In stark contrast, ‘Né Łe!’ by Darcie Little Badger is straightforward science fiction, albeit with mythic resonance; it’s also a sweet lesbian romance story, that is impressively moving in its simplicity and with very strong characterisation over its short length. In similar vein is ‘Valediction At The Star View Motel’, a lightly fantastic story of young love, passion, and memory; Nathan Adler takes on the racism faced by the Indigenous community, including some of the racist policies applied to them, whilst also keeping at the core of the story the simplicity of young love.
The strongest story in Love Beyond Body, Space & Time, by my lights, is Gwen Benaway’s ‘Transition’. Benaway writes a transition narrative that deals with the difficulties of being trans in a cis world; the way every day involves armouring up and self-defence strategies to keep cis violence from breaking out against one. It’s also a story of community and history; Benaway builds into the very bones of the story the acceptance of trans people by at least the Indigenous community she chooses to present. The mythic fantastic creeps in around the edges of the story, which is essentially mimetic, and ‘Transition’ emerges as emotionally resonant and incredibly powerful.
At the other end of the spectrum, ‘Aliens’ by Richard van Camp is a frustrating piece, which if the reader accepts and enjoys the voice in which it is told might well work. However, it feels too mannered for the attempt at naturalism it is making, and the treatment of gender diversity as a big secret and major revelation at the end of the story is a frustrating one, playing into a number of harmful tropes and a deeply problematic presentation of gender diversity. Similarly, in ‘Imposter Syndrome’, Mari Kurisato writes a transition narrative that uses an alien transitioning to human as a metaphor for gender transition; seeing human trans people in fiction is powerful, whereas in this collection especially, this treatment of transness felt painfully out of place. Kurisato’s style and characterisation are excellent, and there are some really brilliant ideas in the piece, which makes the fundamental failure all the more frustrating.

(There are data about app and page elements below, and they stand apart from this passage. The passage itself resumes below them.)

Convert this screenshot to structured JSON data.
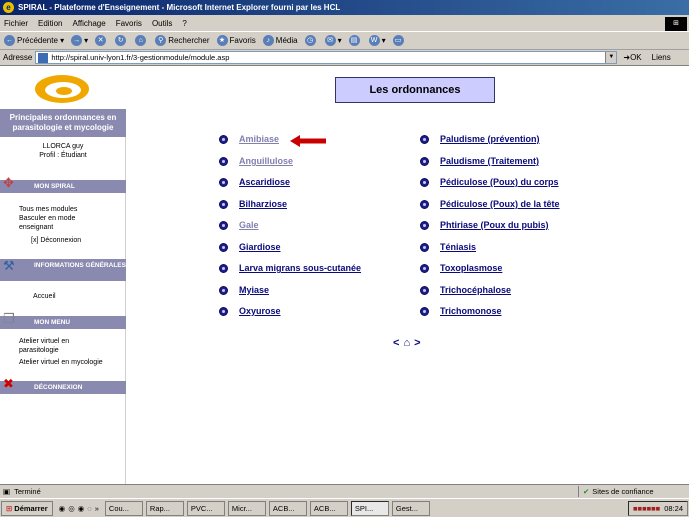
{
  "window": {
    "title": "SPIRAL - Plateforme d'Enseignement - Microsoft Internet Explorer fourni par les HCL"
  },
  "menu": [
    "Fichier",
    "Edition",
    "Affichage",
    "Favoris",
    "Outils",
    "?"
  ],
  "toolbar": {
    "back": "Précédente",
    "search": "Rechercher",
    "favorites": "Favoris",
    "media": "Média"
  },
  "address": {
    "label": "Adresse",
    "url": "http://spiral.univ-lyon1.fr/3-gestionmodule/module.asp",
    "go": "OK",
    "links": "Liens"
  },
  "sidebar": {
    "site_title": "Principales ordonnances en parasitologie et mycologie",
    "user_name": "LLORCA guy",
    "user_profile": "Profil : Étudiant",
    "sections": [
      {
        "label": "MON SPIRAL",
        "items": [
          "Tous mes modules",
          "Basculer en mode enseignant",
          "[x] Déconnexion"
        ]
      },
      {
        "label": "INFORMATIONS GÉNÉRALES",
        "items": [
          "Accueil"
        ]
      },
      {
        "label": "MON MENU",
        "items": [
          "Atelier virtuel en parasitologie",
          "Atelier virtuel en mycologie"
        ]
      },
      {
        "label": "DÉCONNEXION",
        "items": []
      }
    ]
  },
  "main": {
    "title": "Les ordonnances",
    "left_list": [
      "Amibiase",
      "Anguillulose",
      "Ascaridiose",
      "Bilharziose",
      "Gale",
      "Giardiose",
      "Larva migrans sous-cutanée",
      "Myiase",
      "Oxyurose"
    ],
    "right_list": [
      "Paludisme (prévention)",
      "Paludisme (Traitement)",
      "Pédiculose (Poux) du corps",
      "Pédiculose (Poux) de la tête",
      "Phtiriase (Poux du pubis)",
      "Téniasis",
      "Toxoplasmose",
      "Trichocéphalose",
      "Trichomonose"
    ],
    "nav": {
      "prev": "<",
      "home": "⌂",
      "next": ">"
    }
  },
  "status": {
    "text": "Terminé",
    "zone": "Sites de confiance"
  },
  "taskbar": {
    "start": "Démarrer",
    "tasks": [
      "Cou...",
      "Rap...",
      "PVC...",
      "Micr...",
      "ACB...",
      "ACB...",
      "SPI...",
      "Gest..."
    ],
    "clock": "08:24"
  }
}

Failing in a different way, ‘Perfectly You’ by David Robertson just doesn’t emotionally connect. This attempt to tell a romantic story feels strained and emotionless, essentially empty of real content; there isn’t really enough ground on which to build the payoff Robertson wants to give, and the strongest parts of the story are those in which he is building that ground.
In the end, Nicholson has engaged in an important project in Love Beyond Body, Space & Time, centring Indigenous queer people, but it’s a deeply flawed execution of that project; we need more anthologies like this, but next time, more stories like Heath Justice’s and Little Badger’s, please!
If you found this review useful, please support my ability to write by contributing to my Patreon.